Can Roger Goodell Keep Michael Vick out of Training Camp?
NFL Commissioner Roger Goodell has told Michael Vick to not attend the Atlanta Falcons' training camp while the NFL reviews his indictment for allegedly participating in an interstate dog-fighting operation. Goodell cites the league's new personal conduct policy as supplying him with the authority to make such a demand.
As Rick examined in April, the new policy offers little in the way of specificity and much in the way of tough-sounded rhetoric. Many corporate conduct policies do the same, furnishing companies with significant latitude to discipline employees through open-ended, highly-interpretative phraseology.
In terms of the specific language allegedly empowering Goodell, one key phrase is, "Conduct that undermines or puts at risk the integrity and reputation of the NFL will be subject to discipline, even if not criminal in nature." That certainly sounds good, but what does it really mean? As Rick wrote, there will always be inherent concerns with disciplining players in the absence of a conviction:

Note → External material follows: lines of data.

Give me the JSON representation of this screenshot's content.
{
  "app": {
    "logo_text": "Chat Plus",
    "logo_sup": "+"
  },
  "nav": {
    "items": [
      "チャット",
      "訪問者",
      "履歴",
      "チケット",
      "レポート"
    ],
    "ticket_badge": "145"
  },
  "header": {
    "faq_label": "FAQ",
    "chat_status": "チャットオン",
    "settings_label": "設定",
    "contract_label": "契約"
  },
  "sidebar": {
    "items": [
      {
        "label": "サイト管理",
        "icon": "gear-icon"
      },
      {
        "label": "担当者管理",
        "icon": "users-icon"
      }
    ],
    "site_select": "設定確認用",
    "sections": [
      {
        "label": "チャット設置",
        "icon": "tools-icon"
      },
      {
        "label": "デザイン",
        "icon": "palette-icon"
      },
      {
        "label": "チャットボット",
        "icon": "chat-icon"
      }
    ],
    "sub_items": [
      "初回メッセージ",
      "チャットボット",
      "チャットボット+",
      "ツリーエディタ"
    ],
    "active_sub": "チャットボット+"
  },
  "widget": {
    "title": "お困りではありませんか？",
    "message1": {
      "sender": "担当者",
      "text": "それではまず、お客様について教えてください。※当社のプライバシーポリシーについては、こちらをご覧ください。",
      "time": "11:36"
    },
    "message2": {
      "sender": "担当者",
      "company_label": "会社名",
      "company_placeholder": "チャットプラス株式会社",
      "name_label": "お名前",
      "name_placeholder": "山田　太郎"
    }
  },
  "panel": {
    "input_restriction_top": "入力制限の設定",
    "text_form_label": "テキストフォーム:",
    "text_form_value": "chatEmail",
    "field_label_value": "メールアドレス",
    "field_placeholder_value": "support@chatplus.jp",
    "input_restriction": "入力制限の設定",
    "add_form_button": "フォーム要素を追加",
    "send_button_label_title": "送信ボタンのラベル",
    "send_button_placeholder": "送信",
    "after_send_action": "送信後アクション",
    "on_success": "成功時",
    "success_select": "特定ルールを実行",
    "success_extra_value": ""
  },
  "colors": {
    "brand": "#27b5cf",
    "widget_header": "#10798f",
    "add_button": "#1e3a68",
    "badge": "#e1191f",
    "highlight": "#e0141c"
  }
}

Under the previous violent crime policy created and administered by former NFL commissioner Paul Tagliabue, punishment was triggered only by a conviction or its equivalent, including a plea of no contest or a plea to a lesser charge. That's obviously not the case under the new policy, but the same concerns surrounding disciplinary action before a conviction still exist. League officials seem to have forgotten when they suspended James Lofton for the last game of the season in 1986 because of a rape charge, which then backfired when Lofton was acquitted during the off-season.Bloomberg's Erik Matuszewski and Aaron Kirloff examined this issue as it relates to Michael Vick in an article today. I was interviewed for their story, and I wondered whether the NFLPA--which acquiesced to the new personal conduct policy, although not apparently through formalized collective bargaining--may want to defend Vick's contractual right to attend camp, if for no other reason than to avoid a precedent of players being shut out of work on grounds of an indictment. As I mentioned in the story, "Now we have someone accused of maiming and killing dogs, but let's say there's some less-awful situation in the future?" Not all indictments are the same, of course, and we have examined some of the limitations of an indictment (also examining them is FIU Law Student Adam Wasch in a very good Beacon article), and Rick's reference of James Lofton's suspension and subsequent acquittal is a good one.
Assuming the NFLPA stays on the sideline, will Goodell be able to use this de facto restraining order of Vick to say, in essence, an indictment of a player automatically empowers the Commissioner to prevent a player, for an indefinite period of time, from reporting for work? And is that a good or bad thing when the player's sole right to appeal entails an appeal to the very guy who came up with the penalty--the Commissioner--in a process that could produce documents eligible for subponena in a criminal prosecution?